Once the stock management model is defined, it should be implemented with a great deal of attention to the operation details, allowing the team involved in the daily work to feel like they are part of the new model. The user needs to recognise the final value of the work and guarantee an alignment between all stakeholders, preventing conflict of interest between the areas impacted by the new model.

Because it is a process that has the potential to involve significant changes in the operation, change management is essential. The transition to a new decision-making model is a critical process, interfering in the routine of areas, with multiple employees, that are impacted by the inventory levels should have indepth training to confidently operate the newly implemented model.

Factors Leading to Successful Implementation

With the change in company mindset caused by adjustments to the inventory management policy based on mathematical modelling that minimises costs in a global sense, certain phases of the supply chain may end up costing more. If the company chooses a model that reduces the inventory volume, there may be an increased cost with transport, but this will be compensated by a reduced opportunity cost, impacting the reduction in the overall operation cost. Three essential points must be followed to ensure that this transition in the operation mentality occurs successfully: alignment of goals, team training, and model accuracy.

  • Alignment of Goals – The guarantee that everyone will be working toward the same objectives: The new inventory management model will not reach its full potential if there is a misalignment between the areas impacted by the operation. To mitigate this risk, the operational goals should be defined in agreement with the inventory management model, to prevent, for example, if one stakeholder’s goal is to minimise the logistics costs while the new model increases the logistic cost to generate a larger return in terms of opportunity cost.
  • Team Training – Guarantee that the Inventory Planning area is aligned with the new policies: The change of mindset related to the inventory policy will raise questions from different areas of the company. For example, updating the policy may work with lower security levels, leading to more occurrences of system disruptions. To ensure that this idea is disseminated, it is necessary for the Inventory Planning key stakeholders, who are responsible for this change, to be fully trained to respond to questions and transmit a positive vision of the model to the other stakeholders impacted by the change.
  • Model Accuracy – Guaranteed effectiveness for those situations commonly faced during the company’s inventory management. When implementing a new inventory planning model, specific characteristics will appear that may not have been mapped when developing the mathematical modelling that resolved the problem. It is essential that these situations are analysed and the model be adapted to fit the specific characteristics of the operation. If not, important focus points may start using exceptions as the rule and discredit mathematical modelling. That is why it is important to pass on knowledge and develop skills among members of the team responsible for the operation and maintenance of the model, guaranteeing that adjustments and progress are implemented with a high level of responsiveness.

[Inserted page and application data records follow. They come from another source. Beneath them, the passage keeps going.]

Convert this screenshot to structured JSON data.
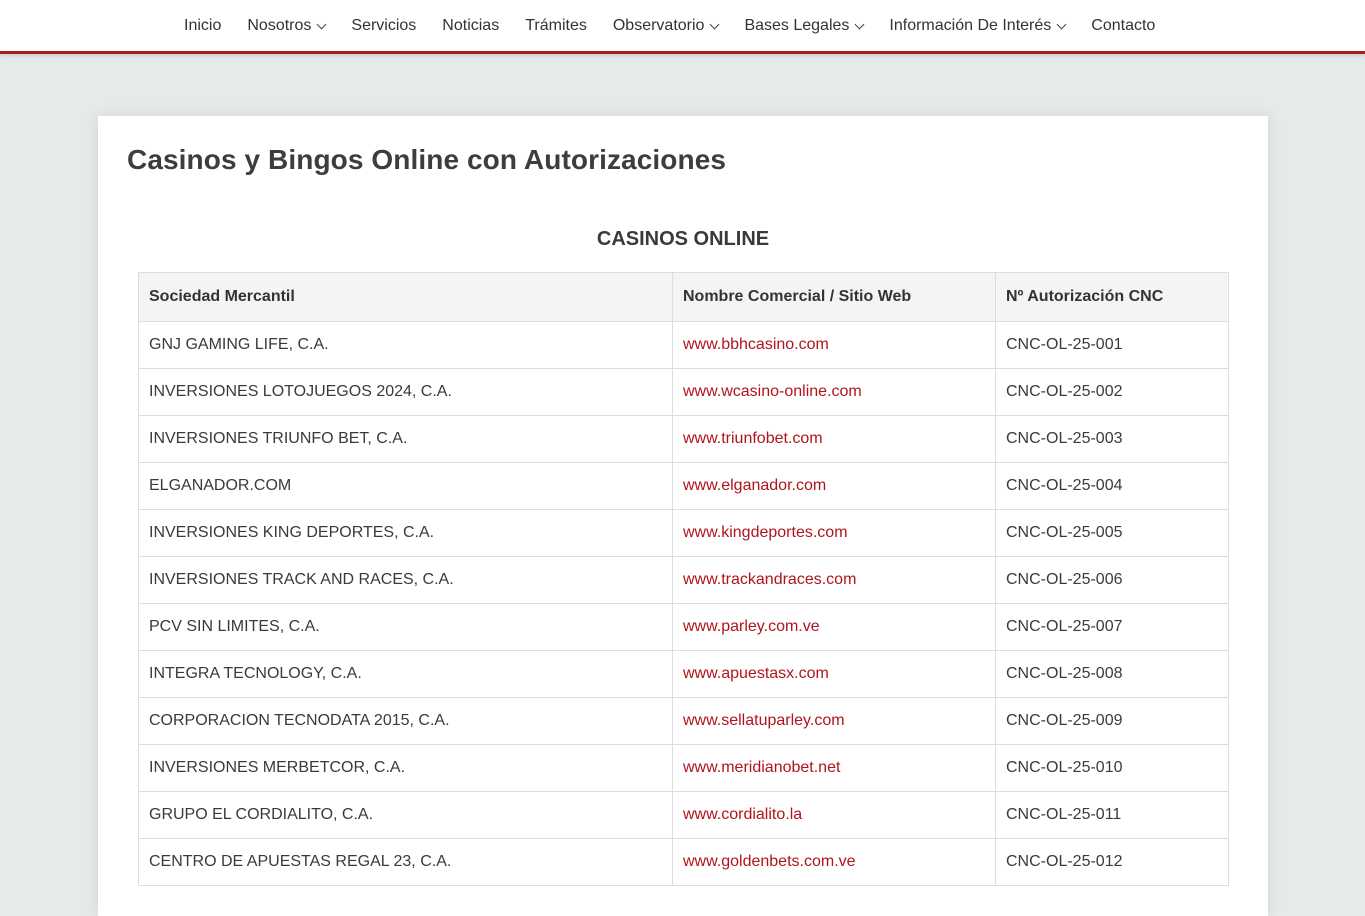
{
  "nav": {
    "items": [
      {
        "label": "Inicio",
        "dropdown": false
      },
      {
        "label": "Nosotros",
        "dropdown": true
      },
      {
        "label": "Servicios",
        "dropdown": false
      },
      {
        "label": "Noticias",
        "dropdown": false
      },
      {
        "label": "Trámites",
        "dropdown": false
      },
      {
        "label": "Observatorio",
        "dropdown": true
      },
      {
        "label": "Bases Legales",
        "dropdown": true
      },
      {
        "label": "Información De Interés",
        "dropdown": true
      },
      {
        "label": "Contacto",
        "dropdown": false
      }
    ]
  },
  "page": {
    "title": "Casinos y Bingos Online con Autorizaciones",
    "section_title": "CASINOS ONLINE"
  },
  "table": {
    "headers": [
      "Sociedad Mercantil",
      "Nombre Comercial / Sitio Web",
      "Nº Autorización CNC"
    ],
    "rows": [
      [
        "GNJ GAMING LIFE, C.A.",
        "www.bbhcasino.com",
        "CNC-OL-25-001"
      ],
      [
        "INVERSIONES LOTOJUEGOS 2024, C.A.",
        "www.wcasino-online.com",
        "CNC-OL-25-002"
      ],
      [
        "INVERSIONES TRIUNFO BET, C.A.",
        "www.triunfobet.com",
        "CNC-OL-25-003"
      ],
      [
        "ELGANADOR.COM",
        "www.elganador.com",
        "CNC-OL-25-004"
      ],
      [
        "INVERSIONES KING DEPORTES, C.A.",
        "www.kingdeportes.com",
        "CNC-OL-25-005"
      ],
      [
        "INVERSIONES TRACK AND RACES, C.A.",
        "www.trackandraces.com",
        "CNC-OL-25-006"
      ],
      [
        "PCV SIN LIMITES, C.A.",
        "www.parley.com.ve",
        "CNC-OL-25-007"
      ],
      [
        "INTEGRA TECNOLOGY, C.A.",
        "www.apuestasx.com",
        "CNC-OL-25-008"
      ],
      [
        "CORPORACION TECNODATA 2015, C.A.",
        "www.sellatuparley.com",
        "CNC-OL-25-009"
      ],
      [
        "INVERSIONES MERBETCOR, C.A.",
        "www.meridianobet.net",
        "CNC-OL-25-010"
      ],
      [
        "GRUPO EL CORDIALITO, C.A.",
        "www.cordialito.la",
        "CNC-OL-25-011"
      ],
      [
        "CENTRO DE APUESTAS REGAL 23, C.A.",
        "www.goldenbets.com.ve",
        "CNC-OL-25-012"
      ]
    ]
  },
  "colors": {
    "accent": "#a91f24",
    "link": "#b0141c",
    "background": "#e5ebe8"
  }
}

Observing all points above, the implementation of a robust model focused on minimising the overall cost of the operation has enormous potential to generate results, primarily in scenarios marked by an increase in interest rates and the consequent growth in capital cost associated with the company’s inventory. The capacity of the operation management, paired with analytical expertise for the development and operation of a prediction and optimisation model, is key for the review of the Inventory Planning process and for ensuring that the evolution occurs organically and sustainably.

About the Authors

Marcus Sousa is a Visagio consultant specialised in projects focused on Management Model, Supply, and Analytics in the retail, financial market, metallurgical industry, and energy sectors. Marcus also serves as leader of the Visagio Research & Intelligence area, with a focus on market research and analyses.

Felipe Pena is a Visagio consultant specialised in projects focused on Budgetary Management, Process Engineering, and Analytics in the acquisition and banking sectors.